(Collection entries)
- - - - - - -
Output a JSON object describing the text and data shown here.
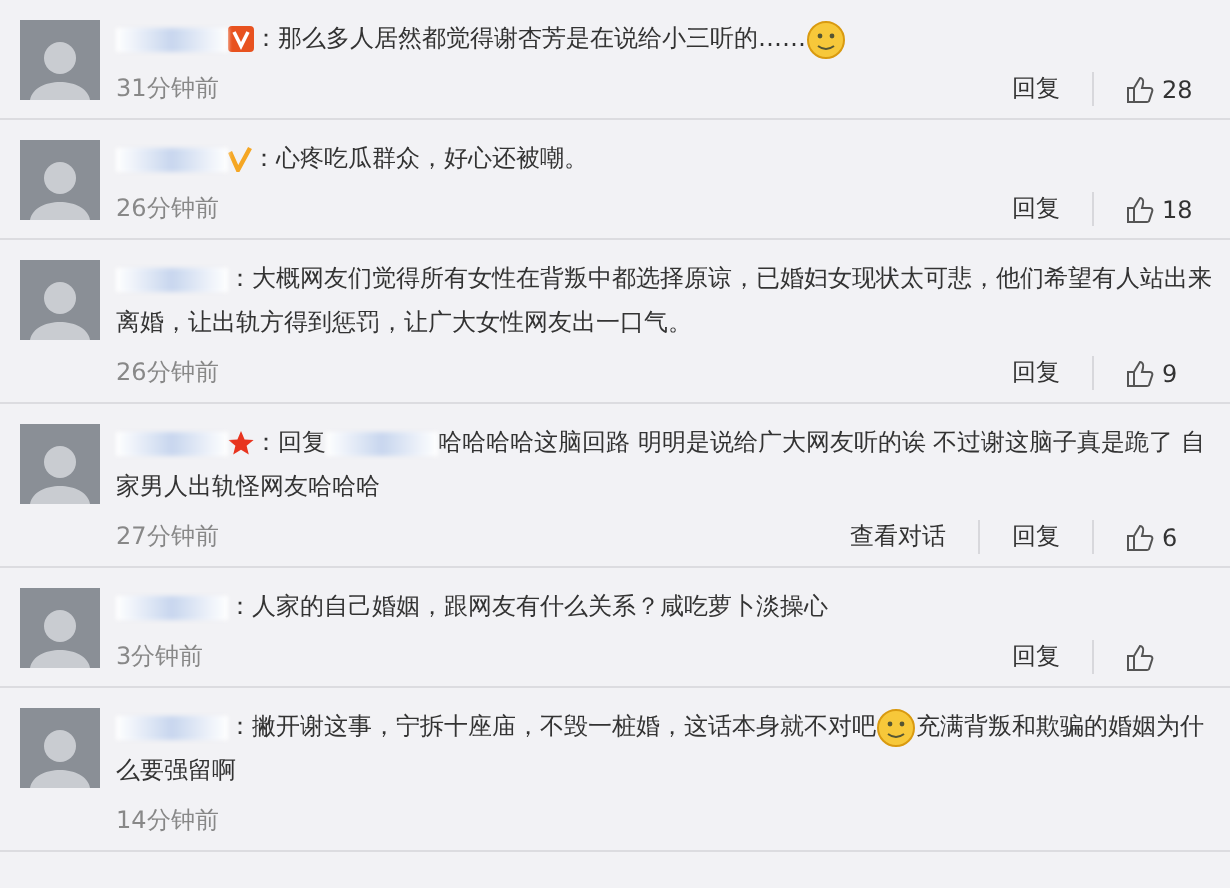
{
  "comments": [
    {
      "badge": {
        "kind": "vip"
      },
      "parts": [
        {
          "kind": "text",
          "text": "：那么多人居然都觉得谢杏芳是在说给小三听的……"
        },
        {
          "kind": "emoji"
        }
      ],
      "time": "31分钟前",
      "actions": [
        "回复"
      ],
      "likes": "28"
    },
    {
      "badge": {
        "kind": "verified"
      },
      "parts": [
        {
          "kind": "text",
          "text": "：心疼吃瓜群众，好心还被嘲。"
        }
      ],
      "time": "26分钟前",
      "actions": [
        "回复"
      ],
      "likes": "18"
    },
    {
      "parts": [
        {
          "kind": "text",
          "text": "：大概网友们觉得所有女性在背叛中都选择原谅，已婚妇女现状太可悲，他们希望有人站出来离婚，让出轨方得到惩罚，让广大女性网友出一口气。"
        }
      ],
      "time": "26分钟前",
      "actions": [
        "回复"
      ],
      "likes": "9"
    },
    {
      "badge": {
        "kind": "star"
      },
      "parts": [
        {
          "kind": "text",
          "text": "：回复"
        },
        {
          "kind": "blurred"
        },
        {
          "kind": "text",
          "text": "哈哈哈哈这脑回路 明明是说给广大网友听的诶 不过谢这脑子真是跪了 自家男人出轨怪网友哈哈哈"
        }
      ],
      "time": "27分钟前",
      "actions": [
        "查看对话",
        "回复"
      ],
      "likes": "6"
    },
    {
      "parts": [
        {
          "kind": "text",
          "text": "：人家的自己婚姻，跟网友有什么关系？咸吃萝卜淡操心"
        }
      ],
      "time": "3分钟前",
      "actions": [
        "回复"
      ]
    },
    {
      "parts": [
        {
          "kind": "text",
          "text": "：撇开谢这事，宁拆十座庙，不毁一桩婚，这话本身就不对吧"
        },
        {
          "kind": "emoji"
        },
        {
          "kind": "text",
          "text": "充满背叛和欺骗的婚姻为什么要强留啊"
        }
      ],
      "time": "14分钟前"
    }
  ]
}
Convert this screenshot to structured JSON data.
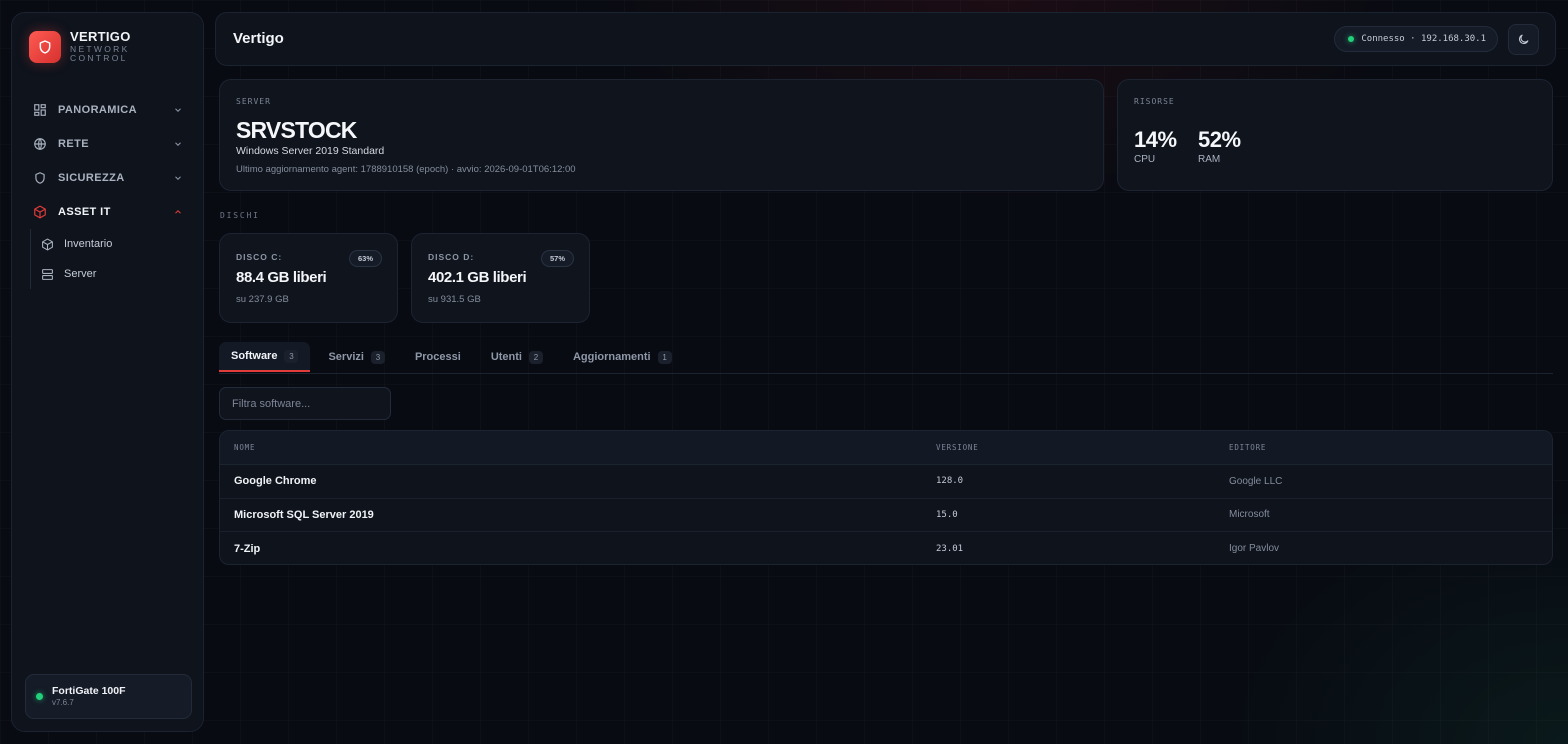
{
  "brand": {
    "name": "VERTIGO",
    "sub_line1": "NETWORK",
    "sub_line2": "CONTROL"
  },
  "sidebar": {
    "items": [
      {
        "label": "PANORAMICA",
        "icon": "dashboard-icon",
        "expanded": false
      },
      {
        "label": "RETE",
        "icon": "globe-icon",
        "expanded": false
      },
      {
        "label": "SICUREZZA",
        "icon": "shield-icon",
        "expanded": false
      },
      {
        "label": "ASSET IT",
        "icon": "cube-icon",
        "expanded": true
      }
    ],
    "subitems": [
      {
        "label": "Inventario",
        "icon": "cube-icon"
      },
      {
        "label": "Server",
        "icon": "server-icon"
      }
    ],
    "device": {
      "name": "FortiGate 100F",
      "version": "v7.6.7",
      "status": "online"
    }
  },
  "header": {
    "title": "Vertigo",
    "connection": "Connesso · 192.168.30.1",
    "theme_icon": "moon-icon"
  },
  "server": {
    "label": "SERVER",
    "name": "SRVSTOCK",
    "os": "Windows Server 2019 Standard",
    "meta": "Ultimo aggiornamento agent: 1788910158 (epoch) · avvio: 2026-09-01T06:12:00"
  },
  "resources": {
    "label": "RISORSE",
    "cpu_value": "14%",
    "cpu_label": "CPU",
    "ram_value": "52%",
    "ram_label": "RAM"
  },
  "disks": {
    "label": "DISCHI",
    "items": [
      {
        "label": "DISCO C:",
        "free": "88.4 GB liberi",
        "total": "su 237.9 GB",
        "percent": "63%"
      },
      {
        "label": "DISCO D:",
        "free": "402.1 GB liberi",
        "total": "su 931.5 GB",
        "percent": "57%"
      }
    ]
  },
  "tabs": [
    {
      "label": "Software",
      "count": "3",
      "active": true
    },
    {
      "label": "Servizi",
      "count": "3",
      "active": false
    },
    {
      "label": "Processi",
      "count": null,
      "active": false
    },
    {
      "label": "Utenti",
      "count": "2",
      "active": false
    },
    {
      "label": "Aggiornamenti",
      "count": "1",
      "active": false
    }
  ],
  "filter": {
    "placeholder": "Filtra software..."
  },
  "table": {
    "headers": [
      "NOME",
      "VERSIONE",
      "EDITORE"
    ],
    "rows": [
      {
        "name": "Google Chrome",
        "version": "128.0",
        "publisher": "Google LLC"
      },
      {
        "name": "Microsoft SQL Server 2019",
        "version": "15.0",
        "publisher": "Microsoft"
      },
      {
        "name": "7-Zip",
        "version": "23.01",
        "publisher": "Igor Pavlov"
      }
    ]
  },
  "colors": {
    "accent": "#e23c3a",
    "online": "#22d07a",
    "bg": "#080b12",
    "panel": "#0e131c"
  }
}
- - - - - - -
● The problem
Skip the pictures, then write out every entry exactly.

● The completed task
Output a JSON object describing the text and data shown here.
{
  "comments": [
    {
      "badge": {
        "kind": "vip"
      },
      "parts": [
        {
          "kind": "text",
          "text": "：那么多人居然都觉得谢杏芳是在说给小三听的……"
        },
        {
          "kind": "emoji"
        }
      ],
      "time": "31分钟前",
      "actions": [
        "回复"
      ],
      "likes": "28"
    },
    {
      "badge": {
        "kind": "verified"
      },
      "parts": [
        {
          "kind": "text",
          "text": "：心疼吃瓜群众，好心还被嘲。"
        }
      ],
      "time": "26分钟前",
      "actions": [
        "回复"
      ],
      "likes": "18"
    },
    {
      "parts": [
        {
          "kind": "text",
          "text": "：大概网友们觉得所有女性在背叛中都选择原谅，已婚妇女现状太可悲，他们希望有人站出来离婚，让出轨方得到惩罚，让广大女性网友出一口气。"
        }
      ],
      "time": "26分钟前",
      "actions": [
        "回复"
      ],
      "likes": "9"
    },
    {
      "badge": {
        "kind": "star"
      },
      "parts": [
        {
          "kind": "text",
          "text": "：回复"
        },
        {
          "kind": "blurred"
        },
        {
          "kind": "text",
          "text": "哈哈哈哈这脑回路 明明是说给广大网友听的诶 不过谢这脑子真是跪了 自家男人出轨怪网友哈哈哈"
        }
      ],
      "time": "27分钟前",
      "actions": [
        "查看对话",
        "回复"
      ],
      "likes": "6"
    },
    {
      "parts": [
        {
          "kind": "text",
          "text": "：人家的自己婚姻，跟网友有什么关系？咸吃萝卜淡操心"
        }
      ],
      "time": "3分钟前",
      "actions": [
        "回复"
      ]
    },
    {
      "parts": [
        {
          "kind": "text",
          "text": "：撇开谢这事，宁拆十座庙，不毁一桩婚，这话本身就不对吧"
        },
        {
          "kind": "emoji"
        },
        {
          "kind": "text",
          "text": "充满背叛和欺骗的婚姻为什么要强留啊"
        }
      ],
      "time": "14分钟前"
    }
  ]
}
Convert this screenshot to structured JSON data.
{
  "brand": {
    "name": "VERTIGO",
    "sub_line1": "NETWORK",
    "sub_line2": "CONTROL"
  },
  "sidebar": {
    "items": [
      {
        "label": "PANORAMICA",
        "icon": "dashboard-icon",
        "expanded": false
      },
      {
        "label": "RETE",
        "icon": "globe-icon",
        "expanded": false
      },
      {
        "label": "SICUREZZA",
        "icon": "shield-icon",
        "expanded": false
      },
      {
        "label": "ASSET IT",
        "icon": "cube-icon",
        "expanded": true
      }
    ],
    "subitems": [
      {
        "label": "Inventario",
        "icon": "cube-icon"
      },
      {
        "label": "Server",
        "icon": "server-icon"
      }
    ],
    "device": {
      "name": "FortiGate 100F",
      "version": "v7.6.7",
      "status": "online"
    }
  },
  "header": {
    "title": "Vertigo",
    "connection": "Connesso · 192.168.30.1",
    "theme_icon": "moon-icon"
  },
  "server": {
    "label": "SERVER",
    "name": "SRVSTOCK",
    "os": "Windows Server 2019 Standard",
    "meta": "Ultimo aggiornamento agent: 1788910158 (epoch) · avvio: 2026-09-01T06:12:00"
  },
  "resources": {
    "label": "RISORSE",
    "cpu_value": "14%",
    "cpu_label": "CPU",
    "ram_value": "52%",
    "ram_label": "RAM"
  },
  "disks": {
    "label": "DISCHI",
    "items": [
      {
        "label": "DISCO C:",
        "free": "88.4 GB liberi",
        "total": "su 237.9 GB",
        "percent": "63%"
      },
      {
        "label": "DISCO D:",
        "free": "402.1 GB liberi",
        "total": "su 931.5 GB",
        "percent": "57%"
      }
    ]
  },
  "tabs": [
    {
      "label": "Software",
      "count": "3",
      "active": true
    },
    {
      "label": "Servizi",
      "count": "3",
      "active": false
    },
    {
      "label": "Processi",
      "count": null,
      "active": false
    },
    {
      "label": "Utenti",
      "count": "2",
      "active": false
    },
    {
      "label": "Aggiornamenti",
      "count": "1",
      "active": false
    }
  ],
  "filter": {
    "placeholder": "Filtra software..."
  },
  "table": {
    "headers": [
      "NOME",
      "VERSIONE",
      "EDITORE"
    ],
    "rows": [
      {
        "name": "Google Chrome",
        "version": "128.0",
        "publisher": "Google LLC"
      },
      {
        "name": "Microsoft SQL Server 2019",
        "version": "15.0",
        "publisher": "Microsoft"
      },
      {
        "name": "7-Zip",
        "version": "23.01",
        "publisher": "Igor Pavlov"
      }
    ]
  },
  "colors": {
    "accent": "#e23c3a",
    "online": "#22d07a",
    "bg": "#080b12",
    "panel": "#0e131c"
  }
}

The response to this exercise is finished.